April is Rosacea Awareness Month and I wanted to write down some of the most ridiculous things people have said to me about my skin over the past 13 years. Sometimes it’s just a case of people not thinking before they speak, who are then mortified when they realise what they’ve said. Others are just terrible people who think they’re being funny. This is a very tongue-in-cheek list, although the frustration behind each one is real. If in doubt and you want to help, I’ve also included some tips on things you could say instead.
Wait, what is rosacea?
Rosacea is a skin condition that is thought to affect 6 million people in the UK and 16 million people in the US. It can present as facial flushing, and sufferers can develop pustules that are often mistaken for acne. My face burns, itches, swells, and is very uncomfortable. There is currently no cure, but there are ways to minimise the effects and make your skin happier (I cover a lot of these on my blog). You can also read more about the condition on the British Skin Foundation website.
Here are some things you should never, ever say to someone with rosacea...
1. What happened to your face?
Why would you ever say this to anyone?! Were you not socialised as a child? Stop it.
2. Are you sunburned?
As soon as warmer weather rolls around in the UK, I hear this on an almost daily basis. I wear SPF 50 and scuttle from shadow to shadow like a wrinkle-avoidant vampire, so the likelihood of me ever being sunburned is slim to none. And I’m not quite sure what response people expect from this. Worst case scenario, I reply with ‘nope, it’s an incurable skin condition but thanks for pointing it out…’ Best case scenario, you've just pointed out to someone with sunburn that they have sunburn. If you’ve ever had sunburn it’s unlikely that you were unaware of the fact. The response is only ever going to be “…yep?”

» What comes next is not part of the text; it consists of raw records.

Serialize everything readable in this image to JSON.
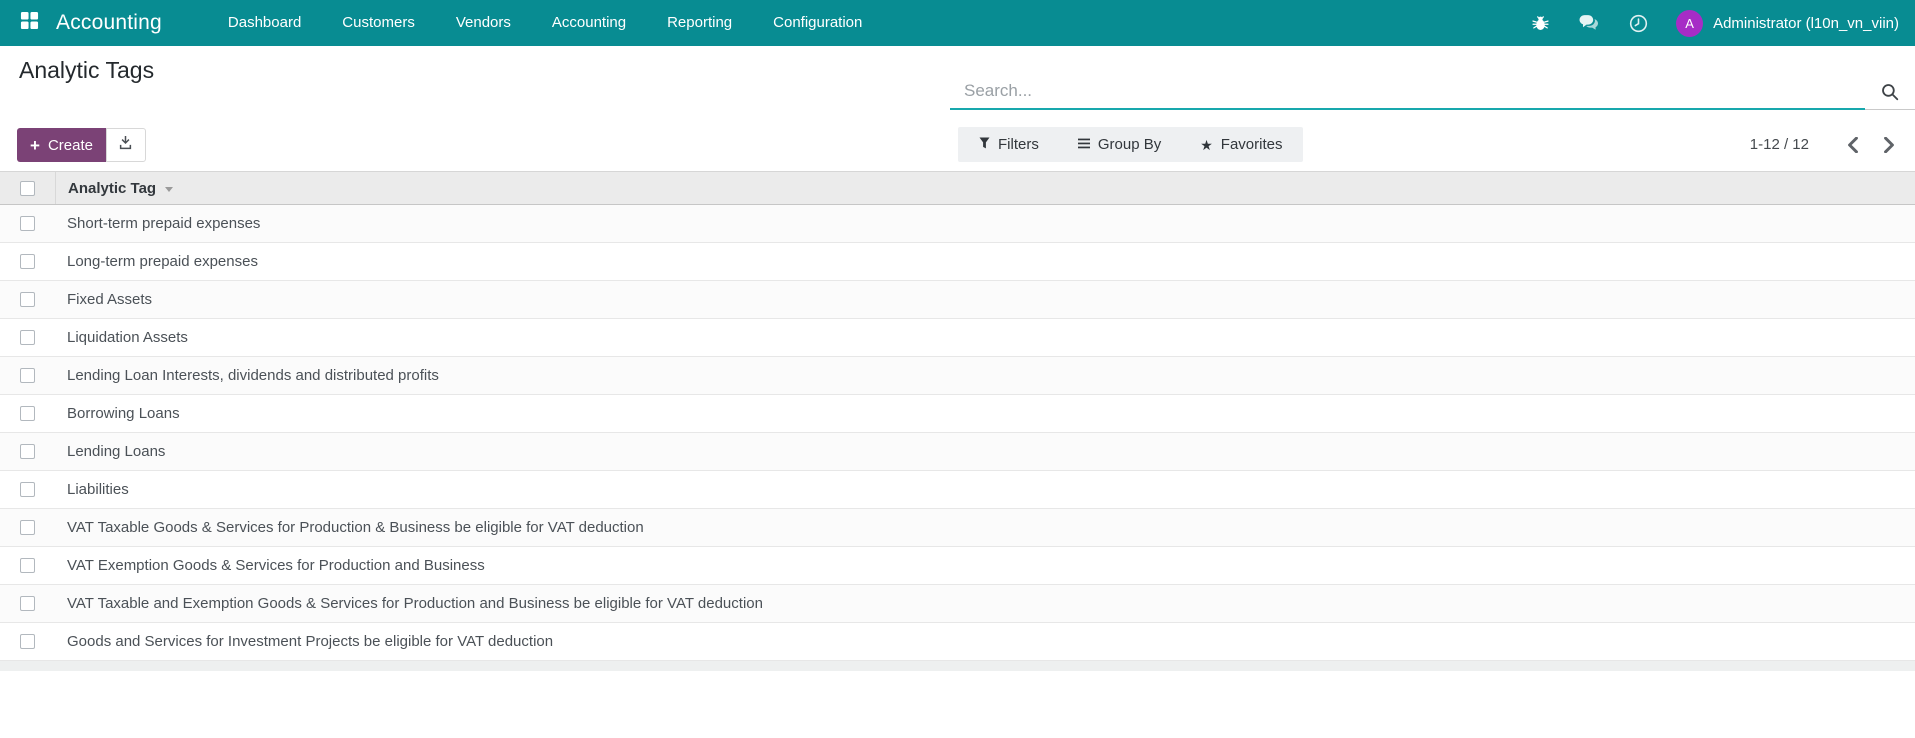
{
  "navbar": {
    "brand": "Accounting",
    "menu": [
      "Dashboard",
      "Customers",
      "Vendors",
      "Accounting",
      "Reporting",
      "Configuration"
    ],
    "icons": [
      "apps-grid-icon",
      "bug-icon",
      "chat-icon",
      "clock-icon"
    ],
    "user_name": "Administrator (l10n_vn_viin)",
    "avatar_initial": "A"
  },
  "control_panel": {
    "title": "Analytic Tags",
    "search": {
      "placeholder": "Search...",
      "value": "",
      "icon": "search-icon"
    },
    "buttons": {
      "create": "Create",
      "export_icon": "download-icon",
      "filters": "Filters",
      "group_by": "Group By",
      "favorites": "Favorites"
    },
    "pager": {
      "display": "1-12 / 12",
      "prev_icon": "chevron-left-icon",
      "next_icon": "chevron-right-icon"
    }
  },
  "table": {
    "column_header": "Analytic Tag",
    "rows": [
      "Short-term prepaid expenses",
      "Long-term prepaid expenses",
      "Fixed Assets",
      "Liquidation Assets",
      "Lending Loan Interests, dividends and distributed profits",
      "Borrowing Loans",
      "Lending Loans",
      "Liabilities",
      "VAT Taxable Goods & Services for Production & Business be eligible for VAT deduction",
      "VAT Exemption Goods & Services for Production and Business",
      "VAT Taxable and Exemption Goods & Services for Production and Business be eligible for VAT deduction",
      "Goods and Services for Investment Projects be eligible for VAT deduction"
    ]
  },
  "colors": {
    "navbar_bg": "#088c92",
    "search_underline": "#18a8ad",
    "create_button": "#7b4276",
    "avatar_bg": "#a62cc6",
    "table_header_bg": "#ebebeb"
  }
}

3. Are you drunk?
Rosacea can cause the thickening of skin on the nose (Rhinophyma) which led to it being referred to as ‘drinker’s nose’. My face turns a deep purple as soon as I have a sip of white wine so, although I look very flushed it’s just the reaction my skin has. Let me drink in *hic* peace!
4. You shouldn't wear make up / you need to wear more make up
Stop telling people what to do with their face (in fact, that's a pretty good rule for life)!
If people don’t want to wear make up they don’t have to, and you telling them that they should is incredibly rude. Personally I wear make up every time I go out, because being seen without it makes me feel stressed which will inevitably spark a flare up. Very heavy and greasy foundations can sometimes make my skin feel suffocated and that can make my rosacea flare up, but that hasn’t happened for years as I have found wonderful lightweight make up that my skin loves. People deal with their rosacea in whatever way they can, so please don’t tell them how they should look.
5. Do you fancy them? Are you embarrassed?
I’ve had a colleague ask me this referring to my boss, in front of him! It was humiliating and made me not want to speak up in future work situations for fear of it happening again. Rosacea means that your skin can often announce your emotions to the world without your permission: if I’m nervous, upset, angry, scared, or excited my face will flush. But it also means that other people can interpret my reaction any way they like, which is frustrating.
6. Blushing is cute!
Blushing is not the same as rosacea. Purple, mottled, throbbing, itchy, tight skin that hurts and decimates my self-confidence is nothing to do with the English Rose, pretty, flushed look which is so in vogue every spring.
Here are some things you could say instead...
Just carry on talking to them as though you can’t see it. The moment someone references my redness, it instantly makes me feel incredibly self-conscious. It makes people around us look to see what you’re talking about, and it can make the flare up even worse.
2. Would you like move somewhere cooler / warmer?
Any extremes of temperature can make my skin very unhappy. Although it can be annoying for my friends to sit inside on a beautiful sunny day (especially when we only get about two nice weather days a year in the UK!), or for me to use them as a wind shield if we’re stood outside, it means a lot to me when they acknowledge the issue without pointing out my skin.
3. Would you like some iced water?
Holding ice cubes or cold water in your mouth can help to cool the skin which can make a flare up more comfortable. This is how my husband shows that, even if we’re out in a restaurant with friends, he’s thinking of how he can help my skin calm down without pointing out the fact my face is red.
4. Compliment them
Bring up something else about their appearance. I worry that my redness is all that people can see, so when people compliment my lipstick or eye colour, it helps me to realise that a lot of the panic is in my head. Plus it’s just a nice thing to do!
How many of these phrases have you heard? What do you wish people would say or do when you're having a flare up?
It can be hard for people who haven't experienced rosacea to understand how it feels and how it can impact your life. Hopefully the more we talk about rosacea - and increase education about what it looks like and how it feels - the more rare these types of comments will become. I hope the suggestions for alternative things to say were helpful!
Happy Rosacea Awareness Month! If you want to read more about rosacea, you can find my blog here.